Throughout all of that, I remember being lucidly aware that I was dreaming, but as the scene changed to more nonsensical images, I felt my self-awareness slip, and I began to feel heavily drugged, as if I had taken Nyquil and my senses were slowing down.

Next thing I knew, one of my friends from college was driving me home in her car, zooming at an impossible speed through the streets of my city, and eventually coming to my neighborhood. For some reason, everything around us looked like a shadowy blur, like the color had been sucked out of the world. To my further confusion, she flew by my house without a second thought, and I innately realized that whatever was going on, I was being kidnapped.

I bolted from the car and ran as fast as I could back to my house, as I watched everything around me further darken until almost everything in sight was black, especially the ominously cloudy sky above.
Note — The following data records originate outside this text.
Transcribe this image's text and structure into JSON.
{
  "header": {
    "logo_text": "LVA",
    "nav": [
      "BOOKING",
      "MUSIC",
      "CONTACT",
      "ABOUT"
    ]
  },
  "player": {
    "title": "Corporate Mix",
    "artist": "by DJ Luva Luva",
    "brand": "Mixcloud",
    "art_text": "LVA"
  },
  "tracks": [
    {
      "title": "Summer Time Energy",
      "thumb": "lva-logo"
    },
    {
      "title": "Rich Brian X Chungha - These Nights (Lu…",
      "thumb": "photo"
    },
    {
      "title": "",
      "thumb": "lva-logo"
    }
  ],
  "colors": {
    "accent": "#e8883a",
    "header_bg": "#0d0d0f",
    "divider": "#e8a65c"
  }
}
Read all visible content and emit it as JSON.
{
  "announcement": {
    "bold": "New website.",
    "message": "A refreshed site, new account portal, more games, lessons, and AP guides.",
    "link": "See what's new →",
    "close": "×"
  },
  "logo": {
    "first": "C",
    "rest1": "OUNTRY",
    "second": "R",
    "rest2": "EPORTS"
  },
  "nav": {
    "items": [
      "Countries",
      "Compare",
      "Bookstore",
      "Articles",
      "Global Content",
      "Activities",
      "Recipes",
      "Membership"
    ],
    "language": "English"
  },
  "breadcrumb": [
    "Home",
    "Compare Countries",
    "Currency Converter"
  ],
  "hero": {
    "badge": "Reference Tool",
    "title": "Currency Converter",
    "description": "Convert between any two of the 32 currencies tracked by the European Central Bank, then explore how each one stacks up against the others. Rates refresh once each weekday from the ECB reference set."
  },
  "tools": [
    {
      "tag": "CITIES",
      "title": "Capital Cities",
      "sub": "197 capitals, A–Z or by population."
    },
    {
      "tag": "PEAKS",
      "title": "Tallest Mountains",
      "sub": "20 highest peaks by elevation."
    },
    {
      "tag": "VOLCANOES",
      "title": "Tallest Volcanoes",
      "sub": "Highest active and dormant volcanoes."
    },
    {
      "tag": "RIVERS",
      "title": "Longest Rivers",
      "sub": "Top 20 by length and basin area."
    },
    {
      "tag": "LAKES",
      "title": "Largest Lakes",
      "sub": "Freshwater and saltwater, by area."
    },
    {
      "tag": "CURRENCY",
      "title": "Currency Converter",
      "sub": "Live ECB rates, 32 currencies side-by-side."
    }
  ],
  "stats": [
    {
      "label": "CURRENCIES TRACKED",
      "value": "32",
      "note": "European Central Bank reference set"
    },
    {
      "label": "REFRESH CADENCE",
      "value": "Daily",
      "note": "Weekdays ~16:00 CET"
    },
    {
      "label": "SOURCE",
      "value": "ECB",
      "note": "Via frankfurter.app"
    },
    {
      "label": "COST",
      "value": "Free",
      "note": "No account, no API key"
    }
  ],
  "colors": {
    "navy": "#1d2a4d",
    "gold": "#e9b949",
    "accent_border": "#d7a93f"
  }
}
The instant I came to my driveway, my “friend” appeared next to me without warning, and I tried to pray again.

When I did, the words came out thick and slurred, like I was drunk. I remembered the “milkshake” I had drunk beforehand, and realized that I may’ve been drugged within the dream. I managed to force a prayer for help out of my mouth, and when I did, my “friend” was instantly paralyzed, unable to move an inch.

The prayer restored my composure and my speech, encouraging me to face my would-be kidnapper and attack her. Aware at that point that the entity chasing after me wasn’t at all one of my friends, and likely of the same nature as the people from the aforementioned dream, I screamed the following at her (influenced by my heavy interest in The Conjuring):

“In the name of the Father, and of the Son, and of the Holy Spirit, reveal yourself!”

Well, she did.

The last thing I can recall seeing before groggily waking up was, in place of my “friend”, a withered old crone with long, wispy white hair, shriveled lips, and utterly black, pit-like eyes.

When I woke up, I felt haunted by what I had seen, and due to the immediate paranoia the image had given me, I felt almost cursed. My speech was unnaturally slurred for a few minutes after waking up, and I felt sick for a handful of hours afterwards. The notion that something evil in the dream had first drugged me, then tried to kidnap me, freaked me out.

But of course, it was the realization that the entire time, God had cleverly thwarted whatever was being planned against me in the dream by not allowing me to ingest the entire drug, and ensured my safety nonetheless.

Going Forward

I need to work on trusting God rather than my own paranoia when I deal with more nightmares in the future. God’s always stronger than any nightmare, and He always has a way out, after all.

“In peace I will lie down and sleep,
    for you alone, Lord,
    make me dwell in safety.”

(Psalm 4:8)